When a patient with acute left ventricular failure with pulmonary edema would arrive in our emergency room gasping for breath Mitzi would say, “Oxygen doctor?” We would answer, “Yes.” Then Mitzi would give the oxygen and say, “Intravenous morphine doctor?” We would answer, “Yes.” Then Mitzi would administer the intravenous morphine and so on and so forth. Similarly with: diuretics, rotating tourniquets, the 12-lead electrocardiogram, and acute hospitalization. We had no intensive care unit but we had Mitzi and our patients did well.


All of the staff physicians recognized the skills of Mitzi. If and when a patient would come in with ankle trauma the bone-and-joint specialists would endorse, “Have Mitzi look at the x-ray and then call me.” To the best of my knowledge and recollection, Mitzi was never honored or otherwise officially recognized by either our medical staff or our house staff.

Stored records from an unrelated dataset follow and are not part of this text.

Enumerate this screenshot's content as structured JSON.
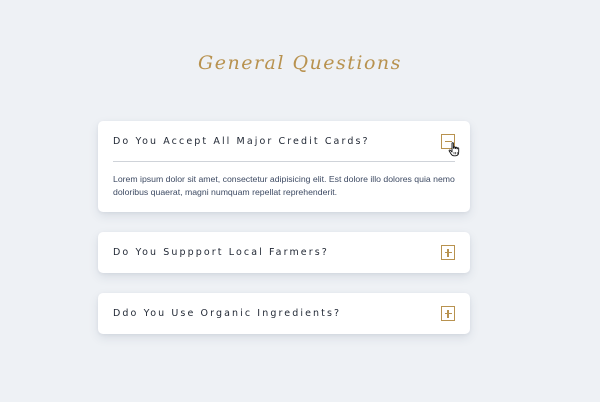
{
  "page": {
    "title": "General Questions"
  },
  "faq": {
    "items": [
      {
        "question": "Do You Accept All Major Credit Cards?",
        "answer": "Lorem ipsum dolor sit amet, consectetur adipisicing elit. Est dolore illo dolores quia nemo doloribus quaerat, magni numquam repellat reprehenderit.",
        "expanded": true,
        "toggle_icon": "minus-icon"
      },
      {
        "question": "Do You Suppport Local Farmers?",
        "expanded": false,
        "toggle_icon": "plus-icon"
      },
      {
        "question": "Ddo You Use Organic Ingredients?",
        "expanded": false,
        "toggle_icon": "plus-icon"
      }
    ]
  },
  "colors": {
    "background": "#eef1f5",
    "accent": "#b8924f",
    "question_text": "#1f2633",
    "answer_text": "#3d4a63",
    "card": "#ffffff"
  }
}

Mitzi was never given any awards, plaques, dinners out, letters of appreciation, letters of commendation and so on and so forth. Why not? Could it have been that the physicians, both attending staff and house staff were ashamed of admitting just how much they learned from Mitzi and just how much they depended on Mitzi?


And what became of Mitzi? Did she receive the outstanding care that she taught us to provide when she herself became unwell? Mitzi was herself hospitalized with unrelenting, never-ending, round-the-clock chest pain. In those dark ages, now decades ago, imaging was in its infancy. The chest x-rays were reported as negative. The laboratory data was unrevealing. I can still see and hear the chief-of-medicine, speaking in his deep voice and surrounded by his acolytes, waving his hand in the hallway outside her room and endorsing, “Aside from the small probability of malignancy...”


Matters came to a crisis when some well-meaning provider wrote on Mitzi’s scut sheet (list of things to get done), “Get a psychiatry consult,” that, in those days of stereotyping mental health professionals and stereotyping mental illness (has that changed?) deeply wounded Mitzi. In those dark days before patient’s rights, Mitzi was not supposed to see her scut sheet which was to be tossed (shredded?) and not to be, never ever to be, a permanent portion of her chronological record of medical care, but Mitzi, being perceptive, and knowing about scut sheets, albeit gravely ill, somehow did get to see her scut sheet.


Finally she demanded and got a medical oncology consultant who performed a needle biopsy of the inner lining of her chest and documented pathologically a spreading malignant cancer, primary site undetermined. At last Mitzi, under a sentence of virtually certain death, now knowing the reason for her relentless chest pain, achieved a measure of peace. Was it the irony of her life that she who not only gave so much to the treatment and care of untold numbers of patients and trained untold numbers of interns when she was ill she was dealt with in a strange manner? Mitzi lives now in my memory. May she rest in peace and may her memory always be for a blessing.

Please accept my appreciation for my meager and imperfect endeavor to voice my humble and respectful appreciation of all of my nurse-mentors.

Thanks Mitzi! God-bless!  God-speed!  God’s-Grace!



1. Cohen, I.B. “The Triumph of Numbers: How Counting Shaped Modern Life,” W. H. Norton, 2006. Chapter 9 is devoted to Florence Nightingale.